4.2 What other impacts is this approach likely to have?
No other impacts have been identified from the proposed option. Federated Farmers and Chartered Accountants Australia and New Zealand (CA ANZ) will continue to be consulted on the detailed design of the proposal to ensure there are no unintended impacts.
5.1 What do stakeholders think about the problem and the proposed solution?
This issue was raised by Federated Farmers in a letter sent to the Minister of Revenue in December 2019. Since then officials have worked with Federated Farmers and CA ANZ on developing a solution to the issue.
Federated Farmers and CA ANZ both consider that an immediate solution is required and support the proposed income spreading option.
Officials, CA ANZ and Federated Farmers have established a working team to work through the detailed detail of the proposed spreading option.

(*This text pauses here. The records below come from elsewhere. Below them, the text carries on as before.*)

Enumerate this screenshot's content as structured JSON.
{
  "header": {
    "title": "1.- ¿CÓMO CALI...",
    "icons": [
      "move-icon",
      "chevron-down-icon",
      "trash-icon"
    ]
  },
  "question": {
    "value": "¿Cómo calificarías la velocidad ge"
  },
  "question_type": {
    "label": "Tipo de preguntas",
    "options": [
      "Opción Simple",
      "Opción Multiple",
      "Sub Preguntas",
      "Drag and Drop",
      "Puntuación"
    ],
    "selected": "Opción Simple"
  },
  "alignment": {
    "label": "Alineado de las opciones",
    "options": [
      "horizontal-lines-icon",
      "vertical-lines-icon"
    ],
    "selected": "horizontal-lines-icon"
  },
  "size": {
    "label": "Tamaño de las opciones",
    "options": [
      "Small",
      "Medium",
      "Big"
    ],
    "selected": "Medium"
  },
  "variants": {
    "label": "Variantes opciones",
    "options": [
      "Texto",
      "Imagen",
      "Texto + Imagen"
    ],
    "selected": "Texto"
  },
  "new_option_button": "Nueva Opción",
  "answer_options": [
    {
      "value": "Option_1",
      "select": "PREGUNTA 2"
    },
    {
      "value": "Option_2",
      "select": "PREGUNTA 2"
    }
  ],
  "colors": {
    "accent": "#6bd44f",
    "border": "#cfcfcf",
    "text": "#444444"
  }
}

Given the urgent timeline for addressing this issue the focus has been on consulting with Federated Farmers and CA ANZ. However, officials will consider whether other groups should also be consulted as we work through the detailed design before legislation is introduced and at the select committee stage.
6.1 How will the new arrangements be given effect?

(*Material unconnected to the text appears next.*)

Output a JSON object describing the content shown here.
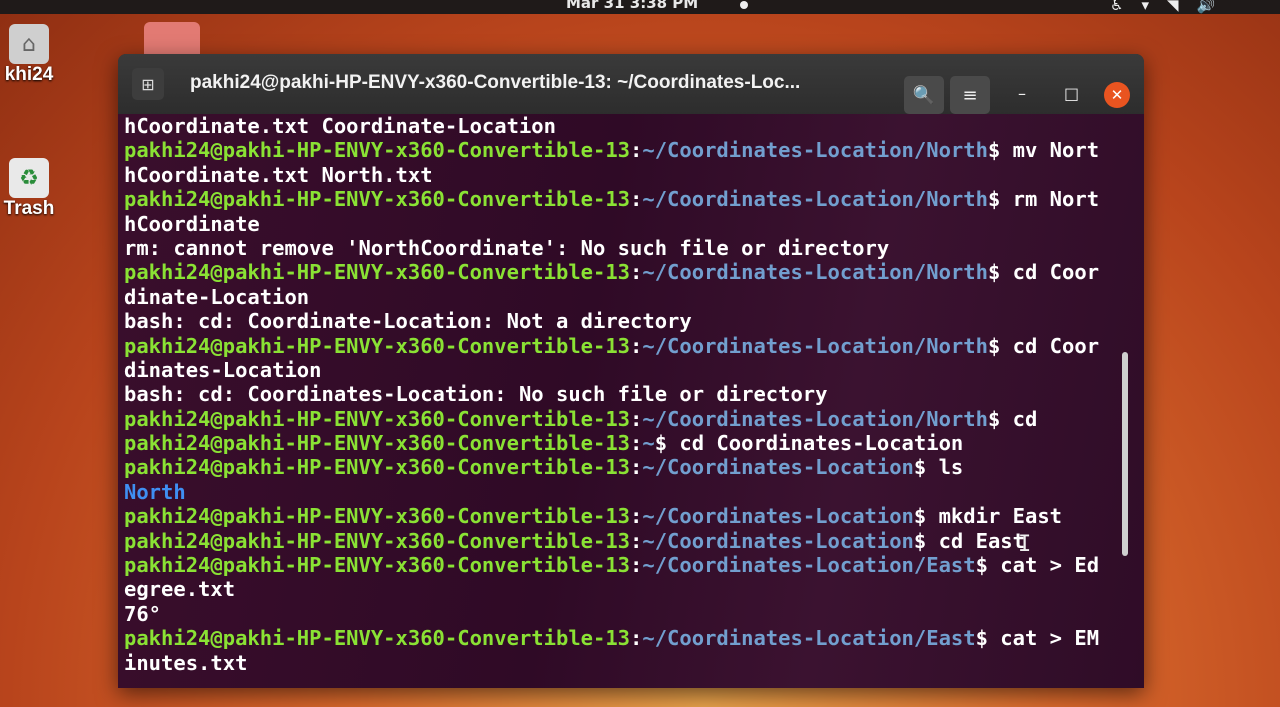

The proposal will require amendments to the Income Tax Act 2007. These amendments would be included in a Supplementary Order Paper (SOP) to an omnibus taxation Bill scheduled to be introduced in April 2020. The SOP would be released at the Finance and Expenditure Committee stage in time for submissions to be made on the proposed amendments. Guidance material will be published on the amendments following the Bill’s enactment.
Following Cabinet approving the proposed option the Minister of Revenue will issue a press release advising of Cabinet’s decision and the process for affected 2018/19 returns due by 31 March 2020. This will help to provide certainty for farmers and their tax advisers.

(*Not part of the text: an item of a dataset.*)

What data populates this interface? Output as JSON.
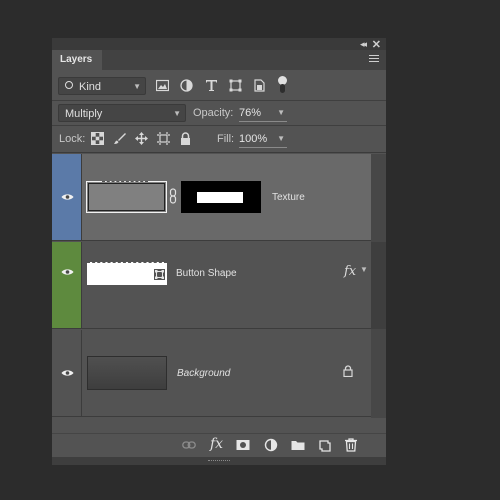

Already filed returns
Although the bulk of the impact to date will be in relation to 2018/19 income tax, as the culls began in late 2017, this option would be backdated to include the effects of the cull in the 2017/18 income year. Affected farmers who have already filed returns for 2017/18 or 2018/19 would have the option of applying the spread retrospectively and having their returns reassessed. However, some may instead choose to leave their returns as is as there may be some impact on farmers social assistance entitlements and liabilities if the additional income is now spread. For this to be effective, the Commissioner of Inland Revenue will have to be allowed to make associated adjustments to the farmers’ tax positions.
7.1 How will the impact of the new arrangements be monitored?
Inland Revenue will monitor the outcomes to confirm that they match the policy objectives. This will be facilitated by farmers who choose to spread their additional income being required to advise Inland Revenue of their intention to do so.
The proposed option has been developed alongside Federated Farmers and CA ANZ. Officials expect that, once the proposals are enacted, these two groups will raise any concerns affected farmers are having with the rules in practice. Any necessary changes identified as a result would be recommended for addition to the Government’s tax policy work programme.
7.2 When and how will the new arrangements be reviewed?
The review will be the monitoring described in section 7.1 above.
 Fattening operations involve the growing of animals for meat. Such operations have much quicker turnover of stock than breeding operations as the stock will be slaughtered within 1-2 years. Conversely, breeding operations involve the rearing of animals for the ultimate replacement of existing herd animals and the sale of any excess. The quicker turnover of stock for fattening operations means the tax issue discussed in this impact summary is less significant for fattening operations.